Unlike Facebook and Google, Twitter has taken an aggressive stance toward Russian media buyers who interfered in the 2016 US election. The full story of the self-serving deals between US social media giants and Russian hackers, government media agencies, and bots remains unknown. To cover its own culpability, Twitter banned both RT and Sputnik as of yesterday. RT, however, didn't take that without its own protest. It raises the question as to how aggressive were these media giants not just in publishing this Russian interference but in soliciting it. Did they sell out democracy for cash?
In a statement published on Thursday, October 26, Twitter announced that it is “off-boarding” all advertising from accounts owned by RT and Sputnik, the two Russian-government-controlled media outlets accused by the American intelligence community of trying to interfere in the 2016 U.S. presidential election.
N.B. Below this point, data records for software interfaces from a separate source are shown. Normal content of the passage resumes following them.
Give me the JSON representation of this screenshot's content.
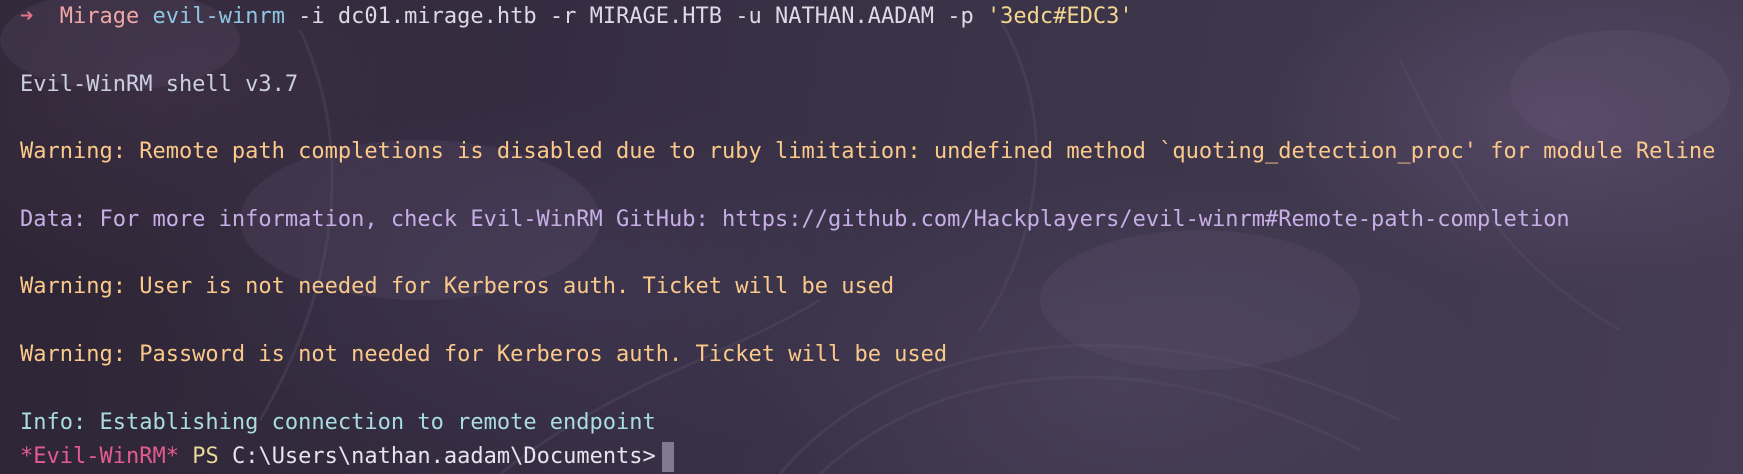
{
  "prompt": {
    "arrow": "➜",
    "directory": "Mirage",
    "command": "evil-winrm",
    "args": " -i dc01.mirage.htb -r MIRAGE.HTB -u NATHAN.AADAM -p ",
    "password_arg": "'3edc#EDC3'"
  },
  "output": {
    "banner": "Evil-WinRM shell v3.7",
    "warning_completion": "Warning: Remote path completions is disabled due to ruby limitation: undefined method `quoting_detection_proc' for module Reline",
    "data_info": "Data: For more information, check Evil-WinRM GitHub: https://github.com/Hackplayers/evil-winrm#Remote-path-completion",
    "warning_user": "Warning: User is not needed for Kerberos auth. Ticket will be used",
    "warning_password": "Warning: Password is not needed for Kerberos auth. Ticket will be used",
    "info_connect": "Info: Establishing connection to remote endpoint"
  },
  "shell_prompt": {
    "name": "*Evil-WinRM*",
    "ps": "PS",
    "path": "C:\\Users\\nathan.aadam\\Documents>"
  },
  "colors": {
    "warning": "#fbc98a",
    "data": "#c7aee6",
    "info": "#a9dde0",
    "command": "#8ec6e0",
    "prompt_arrow": "#e27484",
    "evil_winrm_prompt": "#e45c8f"
  }
}
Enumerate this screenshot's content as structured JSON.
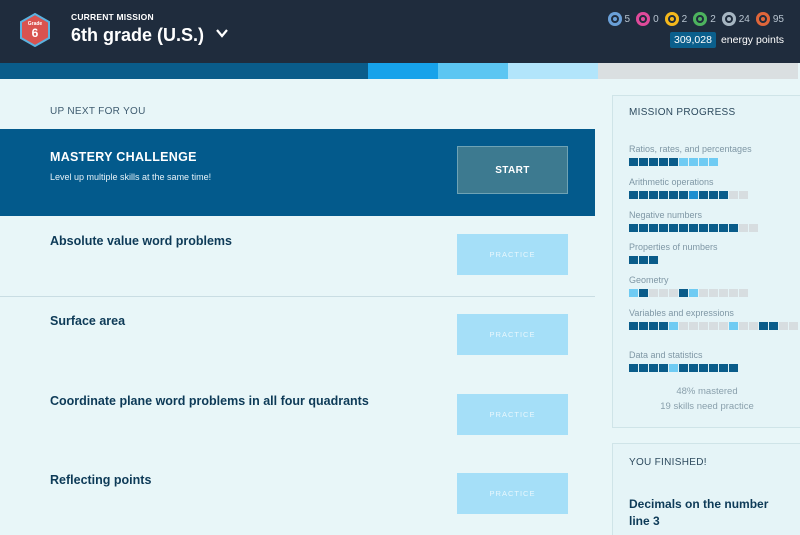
{
  "header": {
    "badge_small": "Grade",
    "badge_num": "6",
    "mission_label": "CURRENT MISSION",
    "mission_title": "6th grade (U.S.)",
    "stats": [
      {
        "icon": "blue-badge-icon",
        "value": "5",
        "color": "#6aa0d8"
      },
      {
        "icon": "pink-badge-icon",
        "value": "0",
        "color": "#e04a9b"
      },
      {
        "icon": "gold-badge-icon",
        "value": "2",
        "color": "#f4b81c"
      },
      {
        "icon": "green-badge-icon",
        "value": "2",
        "color": "#4db35e"
      },
      {
        "icon": "silver-badge-icon",
        "value": "24",
        "color": "#a6b6c2"
      },
      {
        "icon": "orange-badge-icon",
        "value": "95",
        "color": "#e0663a"
      }
    ],
    "energy_value": "309,028",
    "energy_label": "energy points"
  },
  "progress_strip": [
    {
      "color": "#0a5c8a",
      "fraction": 0.46
    },
    {
      "color": "#17a2ea",
      "fraction": 0.0875
    },
    {
      "color": "#5cc6f2",
      "fraction": 0.0875
    },
    {
      "color": "#b2e5fb",
      "fraction": 0.1125
    },
    {
      "color": "#dadfe1",
      "fraction": 0.25
    }
  ],
  "main": {
    "upnext_label": "UP NEXT FOR YOU",
    "mastery": {
      "title": "MASTERY CHALLENGE",
      "subtitle": "Level up multiple skills at the same time!",
      "button": "START"
    },
    "skills": [
      {
        "title": "Absolute value word problems",
        "button": "PRACTICE"
      },
      {
        "title": "Surface area",
        "button": "PRACTICE"
      },
      {
        "title": "Coordinate plane word problems in all four quadrants",
        "button": "PRACTICE"
      },
      {
        "title": "Reflecting points",
        "button": "PRACTICE"
      }
    ]
  },
  "mission_progress": {
    "heading": "MISSION PROGRESS",
    "colors": {
      "M": "#0a5c8a",
      "P": "#1e8fd0",
      "L": "#6fcbf3",
      "N": "#d7dde0"
    },
    "categories": [
      {
        "label": "Ratios, rates, and percentages",
        "cells": "MMMMMLLLL"
      },
      {
        "label": "Arithmetic operations",
        "cells": "MMMMMMPMMMNN"
      },
      {
        "label": "Negative numbers",
        "cells": "MMMMMMMMMMMNN"
      },
      {
        "label": "Properties of numbers",
        "cells": "MMM"
      },
      {
        "label": "Geometry",
        "cells": "LMNNNMLNNNNN"
      },
      {
        "label": "Variables and expressions",
        "cells": "MMMMLNNNNNLNNMMNN"
      },
      {
        "label": "Data and statistics",
        "cells": "MMMMLMMMMMM"
      }
    ],
    "mastered": "48% mastered",
    "need_practice": "19 skills need practice"
  },
  "finished": {
    "heading": "YOU FINISHED!",
    "skill": "Decimals on the number line 3"
  }
}
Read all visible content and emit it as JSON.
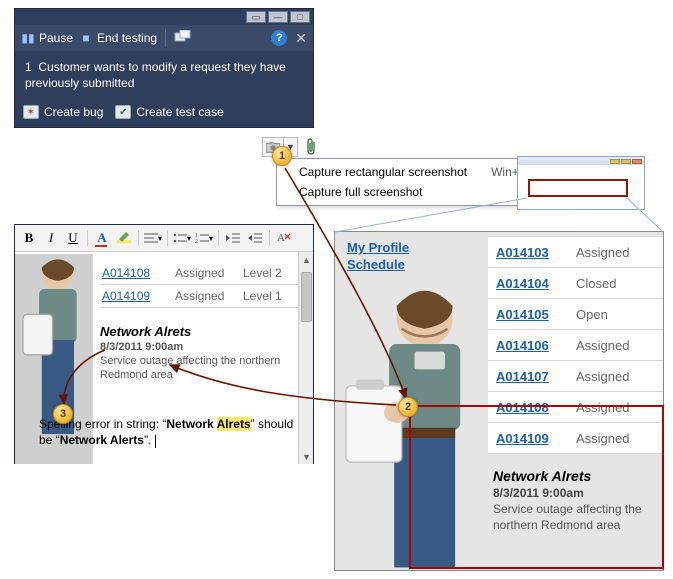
{
  "testRunner": {
    "pause": "Pause",
    "endTesting": "End testing",
    "stepNum": "1",
    "stepText": "Customer wants to modify a request they have previously submitted",
    "createBug": "Create bug",
    "createTestCase": "Create test case"
  },
  "captureMenu": {
    "items": [
      {
        "label": "Capture rectangular screenshot",
        "shortcut": "Win+Ctrl+C"
      },
      {
        "label": "Capture full screenshot",
        "shortcut": ""
      }
    ]
  },
  "badges": {
    "b1": "1",
    "b2": "2",
    "b3": "3"
  },
  "editor": {
    "rows": [
      {
        "id": "A014108",
        "status": "Assigned",
        "level": "Level 2"
      },
      {
        "id": "A014109",
        "status": "Assigned",
        "level": "Level 1"
      }
    ],
    "detail": {
      "title": "Network Alrets",
      "date": "8/3/2011 9:00am",
      "desc": "Service outage affecting the northern Redmond area"
    },
    "noteA": "Spelling error in string: “",
    "noteBad": "Network ",
    "noteBadHL": "Alrets",
    "noteB": "” should be “",
    "noteGood": "Network Alerts",
    "noteC": "”. "
  },
  "app": {
    "link1": "My Profile",
    "link2": "Schedule",
    "rows": [
      {
        "id": "A014103",
        "status": "Assigned"
      },
      {
        "id": "A014104",
        "status": "Closed"
      },
      {
        "id": "A014105",
        "status": "Open"
      },
      {
        "id": "A014106",
        "status": "Assigned"
      },
      {
        "id": "A014107",
        "status": "Assigned"
      },
      {
        "id": "A014108",
        "status": "Assigned"
      },
      {
        "id": "A014109",
        "status": "Assigned"
      }
    ],
    "detail": {
      "title": "Network Alrets",
      "date": "8/3/2011 9:00am",
      "desc": "Service outage affecting the northern Redmond area"
    }
  }
}
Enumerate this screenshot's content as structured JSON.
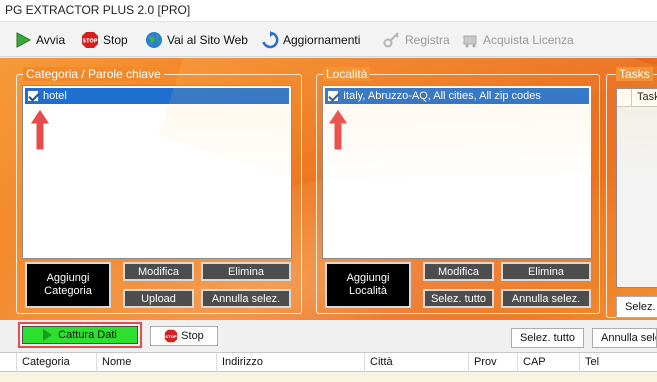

Twitter drops all ads from Russia Today and Sputnik, citing 2016 U.S. election interferencehttps://meduza.io/en/news/2017/10/26/twitter-bans-all-ads-from-russia-today-and-sputnik-citing-2016-u-s-election-interference
Twitter cited its own “retrospective work” and “the U.S. intelligence community’s conclusion that both RT and Sputnik attempted to interfere with the election on behalf of the Russian government.”
Twitter says it will also donate $1.9 million (the amount of money the company earned from RT global advertising since it became an advertiser in 2011) to “support external research into the use of Twitter in civic engagement and elections, including use of malicious automation and misinformation, with an initial focus on elections and automation.”
But RT says Twitter actually solicited it for even more election ads
RT says Twitter actually pushed it to purchase a large number of ads during the 2016 U.S. election, but the channel turned down the offer. On October 26, RT published an article stating that Twitter's actions “compel us to reveal the details of the 2016 negotiations during which Twitter representatives pitched to RT a large-sum advertising proposal.” The first meetings in these negotiations reportedly took place in April 2016, involving “senior marketing and news partnerships managers from Twitter.” The main idea RT says Twitter pitched was for the network to “take a stand.” RT says it eventually declined the offer, deciding that the ads were too expensive.
Note: Meduza is an independent Russian news site publishing in Latvia to escape Russian government control. No one should confuse that for an anti-Russian stance. That merely means that it will publish criticism of the Putin government and allow his opponents to speak.